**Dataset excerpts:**
-.-.-

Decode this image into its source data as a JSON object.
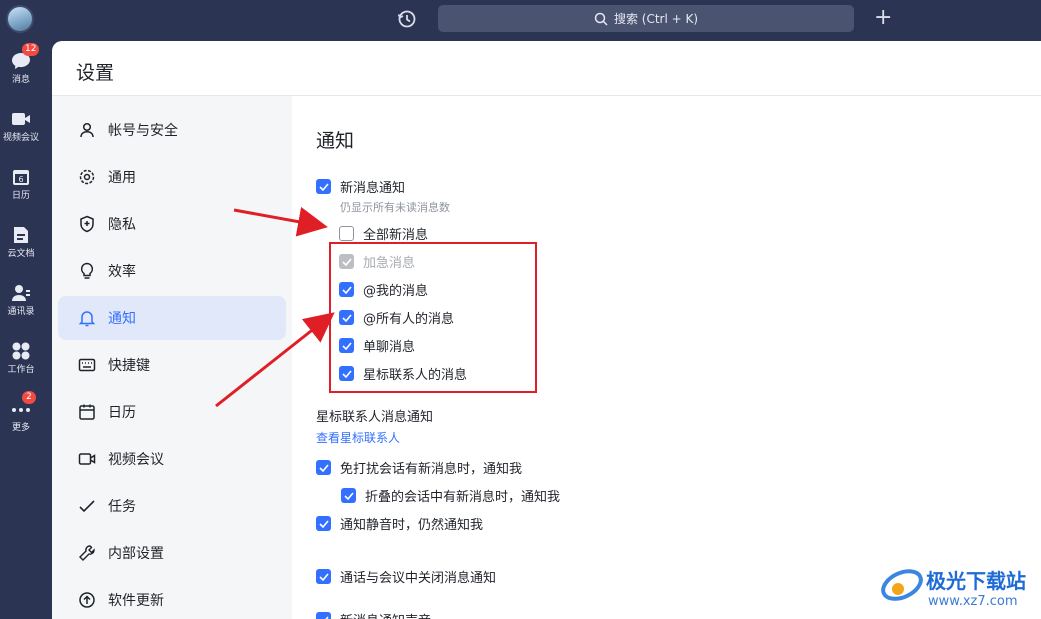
{
  "sidebar_rail": {
    "items": [
      {
        "label": "消息",
        "badge": "12",
        "icon": "chat-icon"
      },
      {
        "label": "视频会议",
        "icon": "video-icon"
      },
      {
        "label": "日历",
        "icon": "calendar-icon"
      },
      {
        "label": "云文档",
        "icon": "docs-icon"
      },
      {
        "label": "通讯录",
        "icon": "contacts-icon"
      },
      {
        "label": "工作台",
        "icon": "grid-icon"
      },
      {
        "label": "更多",
        "badge": "2",
        "icon": "more-icon"
      }
    ]
  },
  "topbar": {
    "search_placeholder": "搜索 (Ctrl + K)",
    "add_icon": "plus-icon",
    "history_icon": "history-icon"
  },
  "window": {
    "title": "设置"
  },
  "settings_nav": {
    "active_index": 4,
    "accent": "#3370ff",
    "items": [
      {
        "label": "帐号与安全",
        "icon": "user-icon"
      },
      {
        "label": "通用",
        "icon": "gear-icon"
      },
      {
        "label": "隐私",
        "icon": "shield-icon"
      },
      {
        "label": "效率",
        "icon": "bulb-icon"
      },
      {
        "label": "通知",
        "icon": "bell-icon"
      },
      {
        "label": "快捷键",
        "icon": "keyboard-icon"
      },
      {
        "label": "日历",
        "icon": "calendar-icon"
      },
      {
        "label": "视频会议",
        "icon": "video-icon"
      },
      {
        "label": "任务",
        "icon": "check-icon"
      },
      {
        "label": "内部设置",
        "icon": "wrench-icon"
      },
      {
        "label": "软件更新",
        "icon": "upgrade-icon"
      }
    ]
  },
  "notifications": {
    "heading": "通知",
    "new_message": {
      "label": "新消息通知",
      "checked": true
    },
    "hint": "仍显示所有未读消息数",
    "all_new": {
      "label": "全部新消息",
      "checked": false
    },
    "urgent": {
      "label": "加急消息",
      "checked": true,
      "disabled": true
    },
    "mention_me": {
      "label": "@我的消息",
      "checked": true
    },
    "mention_all": {
      "label": "@所有人的消息",
      "checked": true
    },
    "direct": {
      "label": "单聊消息",
      "checked": true
    },
    "starred": {
      "label": "星标联系人的消息",
      "checked": true
    },
    "starred_section": "星标联系人消息通知",
    "view_starred_link": "查看星标联系人",
    "dnd": {
      "label": "免打扰会话有新消息时，通知我",
      "checked": true
    },
    "folded": {
      "label": "折叠的会话中有新消息时，通知我",
      "checked": true
    },
    "muted": {
      "label": "通知静音时，仍然通知我",
      "checked": true
    },
    "call_meeting": {
      "label": "通话与会议中关闭消息通知",
      "checked": true
    },
    "sound": {
      "label": "新消息通知声音",
      "checked": true
    }
  },
  "watermark": {
    "title": "极光下载站",
    "url": "www.xz7.com"
  }
}
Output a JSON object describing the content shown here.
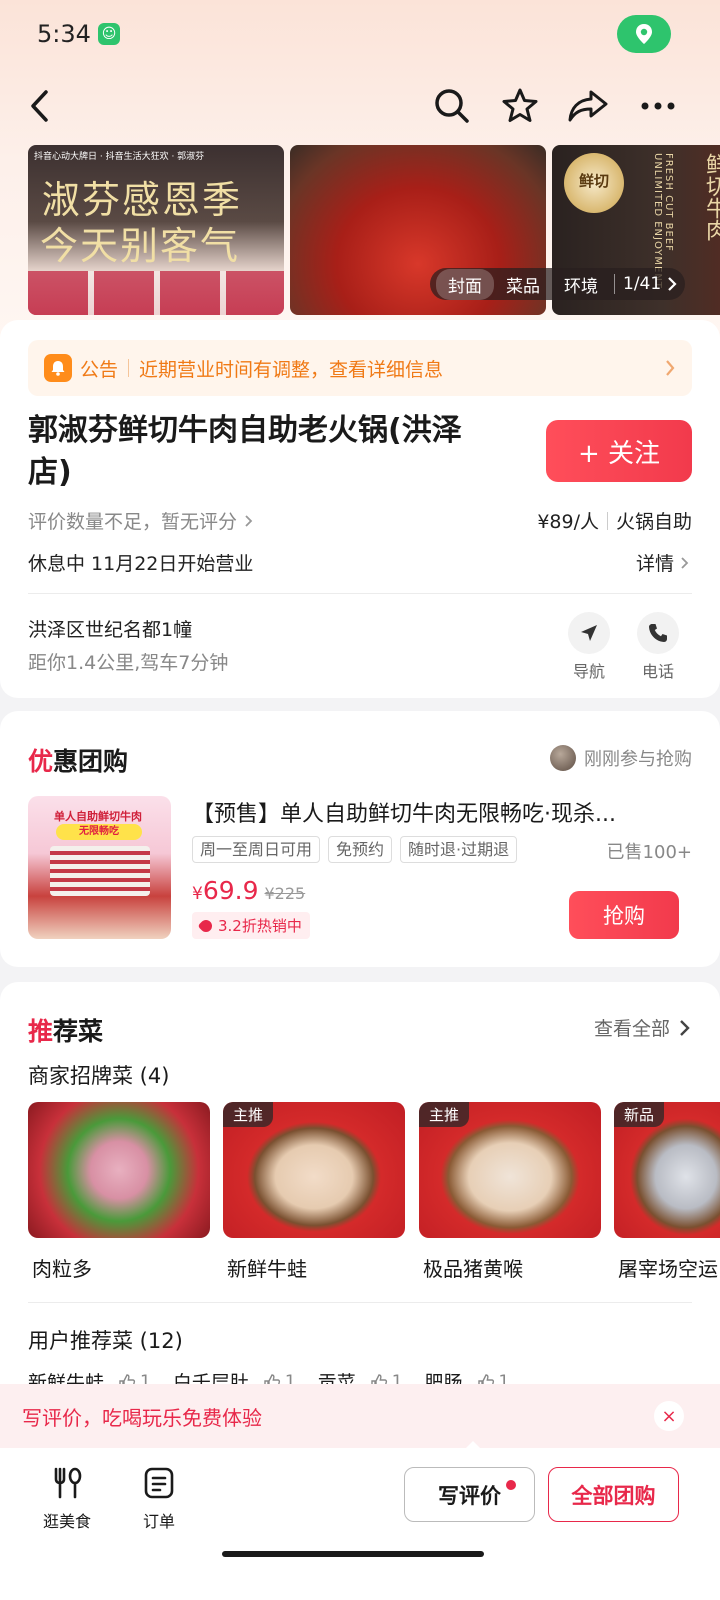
{
  "status_bar": {
    "time": "5:34",
    "app_badge": "☺"
  },
  "gallery": {
    "photo1_title_line1": "淑芬感恩季",
    "photo1_title_line2": "今天别客气",
    "photo1_logos": "抖音心动大牌日 · 抖音生活大狂欢 · 郭淑芬",
    "photo3_seal": "鲜切",
    "photo3_vertical": "鲜切牛肉",
    "photo3_vertical_small": "FRESH CUT BEEF UNLIMITED ENJOYMENT",
    "tabs": [
      "封面",
      "菜品",
      "环境"
    ],
    "active_tab": "封面",
    "counter": "1/41"
  },
  "notice": {
    "label": "公告",
    "text": "近期营业时间有调整，查看详细信息"
  },
  "shop": {
    "name": "郭淑芬鲜切牛肉自助老火锅(洪泽店)",
    "follow_label": "+ 关注",
    "rating_text": "评价数量不足，暂无评分",
    "price": "¥89/人",
    "category": "火锅自助",
    "hours": "休息中 11月22日开始营业",
    "details_label": "详情",
    "address": "洪泽区世纪名都1幢",
    "distance": "距你1.4公里,驾车7分钟",
    "nav_label": "导航",
    "phone_label": "电话"
  },
  "deals": {
    "title_first": "优",
    "title_rest": "惠团购",
    "join_text": "刚刚参与抢购",
    "item": {
      "image_tag": "单人自助鲜切牛肉",
      "image_tag2": "无限畅吃",
      "title": "【预售】单人自助鲜切牛肉无限畅吃·现杀...",
      "tags": [
        "周一至周日可用",
        "免预约",
        "随时退·过期退"
      ],
      "sold": "已售100+",
      "price_symbol": "¥",
      "price": "69.9",
      "original_price": "¥225",
      "hot_label": "3.2折热销中",
      "buy_label": "抢购"
    }
  },
  "recommend": {
    "title_first": "推",
    "title_rest": "荐菜",
    "see_all": "查看全部",
    "signature_title": "商家招牌菜 (4)",
    "dishes": [
      {
        "name": "肉粒多",
        "badge": ""
      },
      {
        "name": "新鲜牛蛙",
        "badge": "主推"
      },
      {
        "name": "极品猪黄喉",
        "badge": "主推"
      },
      {
        "name": "屠宰场空运",
        "badge": "新品"
      }
    ],
    "user_title": "用户推荐菜 (12)",
    "user_dishes": [
      {
        "name": "新鲜牛蛙",
        "likes": "1"
      },
      {
        "name": "白千层肚",
        "likes": "1"
      },
      {
        "name": "贡菜",
        "likes": "1"
      },
      {
        "name": "肥肠",
        "likes": "1"
      }
    ]
  },
  "review_banner": {
    "text": "写评价，吃喝玩乐免费体验",
    "close": "×"
  },
  "tabbar": {
    "food_label": "逛美食",
    "orders_label": "订单",
    "write_review": "写评价",
    "all_deals": "全部团购"
  }
}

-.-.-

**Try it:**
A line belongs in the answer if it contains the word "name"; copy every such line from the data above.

**Response area:**
    "name": "郭淑芬鲜切牛肉自助老火锅(洪泽店)",
        "name": "肉粒多",
        "name": "新鲜牛蛙",
        "name": "极品猪黄喉",
        "name": "屠宰场空运",
        "name": "新鲜牛蛙",
        "name": "白千层肚",
        "name": "贡菜",
        "name": "肥肠",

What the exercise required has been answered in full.